So far fourth quarter earnings have made a mockery of things.
Of 20 S&P 500 companies that have provided Q4 guidance so far, 18 of them have guided lower, "slashing" their forecasts, according to Goldman Sachs and CNBC (as of Monday afternoon).
What's more, roughly one quarter of the reported earnings have come in flat to middling. According to Capital IQ, overall revenues are up only slightly at 0.34%.
Yet, for some reason the S&P 500 is only 3.89% off of its highs and is up 12.01% year-to-date through Wednesday afternoon.
Under the circumstances this suggests two things to me:
- There's a lot of volatility waiting in the wings; and,
- The near-term risk is to the downside.
First, let's tackle the volatility that's still in store; then we'll move on to what you can do to prepare for it.
The Q4 Earnings Story
So far this earnings season, roughly one quarter of the S&P 500 has already reported. That leaves the market with nearly 375 companies that have yet to spit out their numbers, roughly 150 alone this week.
Assuming the balance follows the pattern set so far, companies like Caterpillar Inc. (NYSE: CAT), Philip Morris International (NYSE: PM), and 3M Co. (NYSE: MMM) are going to show "respectable" (under the circumstances) numbers while talking about the "challenges" they see ahead.
Meanwhile, a few others, like DuPont (NYSE: DD) and United Technologies (NYSE: UTX), are going to reflect weakening earnings and revenue pressures leading to further cost-cutting as a means of protecting profits. These will include job cuts.
I also expect the bulk of the remaining companies will take the opportunity to lower their expectations -- especially when you consider that 61% of the companies as of Monday afternoon missed revenue expectations.
The irony here is that 61% of the companies that have reported over the same period have also exceeded analysts' expectations.
Naturally the markets will punish those who missed even when what they should recognize is that the analysts were wrong yet again. But that's another story for another time.
What's important to understand is that top-tier company management is using this earnings season to accomplish three things.
First, they're telegraphing real worries from the C-suite.

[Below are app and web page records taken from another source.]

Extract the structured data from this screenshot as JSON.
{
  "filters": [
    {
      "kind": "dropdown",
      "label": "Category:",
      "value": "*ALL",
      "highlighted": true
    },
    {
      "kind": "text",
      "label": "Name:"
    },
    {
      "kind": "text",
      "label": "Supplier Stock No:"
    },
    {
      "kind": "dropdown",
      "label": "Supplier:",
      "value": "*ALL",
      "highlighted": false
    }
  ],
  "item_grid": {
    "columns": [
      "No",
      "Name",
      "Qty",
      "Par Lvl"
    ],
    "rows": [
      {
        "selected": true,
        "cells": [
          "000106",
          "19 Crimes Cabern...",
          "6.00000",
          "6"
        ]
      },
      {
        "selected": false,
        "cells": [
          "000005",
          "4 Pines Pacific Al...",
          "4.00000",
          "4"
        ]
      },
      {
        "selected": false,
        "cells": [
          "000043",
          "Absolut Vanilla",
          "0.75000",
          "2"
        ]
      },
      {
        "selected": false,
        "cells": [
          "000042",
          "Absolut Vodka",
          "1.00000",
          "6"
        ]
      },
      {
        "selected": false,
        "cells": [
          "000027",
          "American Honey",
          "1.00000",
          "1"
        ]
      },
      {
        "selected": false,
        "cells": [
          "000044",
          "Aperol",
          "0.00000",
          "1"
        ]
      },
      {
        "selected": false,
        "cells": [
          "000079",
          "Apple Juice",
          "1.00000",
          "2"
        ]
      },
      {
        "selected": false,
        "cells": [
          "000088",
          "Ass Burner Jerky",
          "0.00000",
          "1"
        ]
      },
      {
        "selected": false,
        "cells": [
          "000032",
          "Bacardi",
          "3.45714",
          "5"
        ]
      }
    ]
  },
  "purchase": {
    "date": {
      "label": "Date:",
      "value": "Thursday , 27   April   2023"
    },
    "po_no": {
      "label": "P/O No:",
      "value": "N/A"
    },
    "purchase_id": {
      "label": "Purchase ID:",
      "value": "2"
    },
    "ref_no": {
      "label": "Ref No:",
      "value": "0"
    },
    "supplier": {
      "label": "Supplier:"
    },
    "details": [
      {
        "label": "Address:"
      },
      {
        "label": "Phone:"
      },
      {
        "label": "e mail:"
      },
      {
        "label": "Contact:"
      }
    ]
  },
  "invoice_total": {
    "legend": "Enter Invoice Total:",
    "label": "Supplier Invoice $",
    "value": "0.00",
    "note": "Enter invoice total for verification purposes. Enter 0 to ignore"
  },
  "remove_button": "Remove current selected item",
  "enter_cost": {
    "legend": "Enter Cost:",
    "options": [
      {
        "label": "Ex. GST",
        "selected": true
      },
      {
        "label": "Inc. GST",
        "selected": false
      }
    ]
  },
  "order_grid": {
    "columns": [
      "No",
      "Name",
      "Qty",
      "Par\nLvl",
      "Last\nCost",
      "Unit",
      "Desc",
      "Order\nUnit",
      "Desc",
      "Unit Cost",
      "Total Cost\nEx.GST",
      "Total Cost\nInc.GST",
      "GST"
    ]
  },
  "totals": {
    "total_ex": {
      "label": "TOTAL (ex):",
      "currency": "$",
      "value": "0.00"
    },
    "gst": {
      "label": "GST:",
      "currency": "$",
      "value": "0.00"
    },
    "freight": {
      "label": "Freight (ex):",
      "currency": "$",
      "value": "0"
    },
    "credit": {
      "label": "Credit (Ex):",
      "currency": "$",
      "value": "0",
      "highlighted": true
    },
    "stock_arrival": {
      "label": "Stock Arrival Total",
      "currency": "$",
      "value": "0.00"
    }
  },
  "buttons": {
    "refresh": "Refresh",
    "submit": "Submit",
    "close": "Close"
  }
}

Despite what the Fed wants us to believe, executives remain cautious and uncertain. So they are hoarding cash, hiring only when necessary and trimming things to the bone.
Second, they're lowering the expectations bar to the point where any hint of prowess in the future will likely induce an earnings "surprise" and engender additional support for their share prices.
Three, they hope investors will respond to both situations favorably and they're banking on Fed policy as the primer. There's no question the Fed has run out of bullets given the near-complete lack of response in the markets to QE infinity. And with the fiscal cliff approaching, they'd like to appear protective rather than aggressive, figuring it's the easier position to defend.
Now let's talk about the downside.
If you look at a chart below of the S&P 500, the range-bound conditions we've seen since this crisis began are evident. So are the much broader ranges since 2000, which is really where this mess started from a technical standpoint.
Put that against Professor Robert Shiller's work, and you can see the Fed is clearly trying to engineer a rally even when the natural proclivity is to guide lower to the norms established since the end of WWII.
At 17.7 times earnings, the S&P 500 is still expensive in the big scheme of things.
This isn't a surprise. Or, at least it shouldn't be.
As my good friend Barry Ritholtz, CEO of Fusion IQ, recently pointed out so eloquently in his blog, The Big Picture, the "Fed's liquidity fire hose has forced managers into equities beyond what is normally prudent."
That's the key: normally prudent. There's nothing normally prudent about anything the Fed is doing at the moment.
Sell Your Gold??
And that brings me to what you can do about all of this brewing volatility...prudently...and ahead of time:
- Hedge your bets by either shorting stocks or picking up shares of my favorite inverse fund, the Rydex Inverse S&P 500 Fund (RYURX), or tapping into an inverse ETF like ProShares Short S&P500 (NYSEArca: SH). Michael Purves, who is the Chief Global Strategist for Weeden & Co, made the case for shorting small caps as an alternative on CNBC, recently noting that the higher financial leverage and lower yields offer better opportunity. I agree, but only if you can stomach the additional risk.
- Be ready to sell your gold then buy it back again at a lower price. Don't I mean buy gold then get ready to sell it? Nope. Not this time. Many hedge funds and institutions are using gold to collateralize their marginable assets right now so one of the first things they're going to sell to raise cash when faced with a margin call is gold. They're also sitting on large profits that they'll immediately begin to take off the table in a sell-off. This will end up catching a lot of investors by surprise because they expect gold to take off when the stuff hits the fan. It will...but only after it takes an initial hit.
- Ratchet up your trailing stops. The markets have risen significantly since the beginning of the year. If you're using your trailing stops properly (and I hope you are given how frequently we've talked about them), that means you should be moving up your stops in near lock step. Or, consider buying put options as an alternative. The last thing you want to do is let a big gainer turn into a loser if things roll over.
And as always, remember that buy-and-hold is a marketing gimmick, not an investment strategy.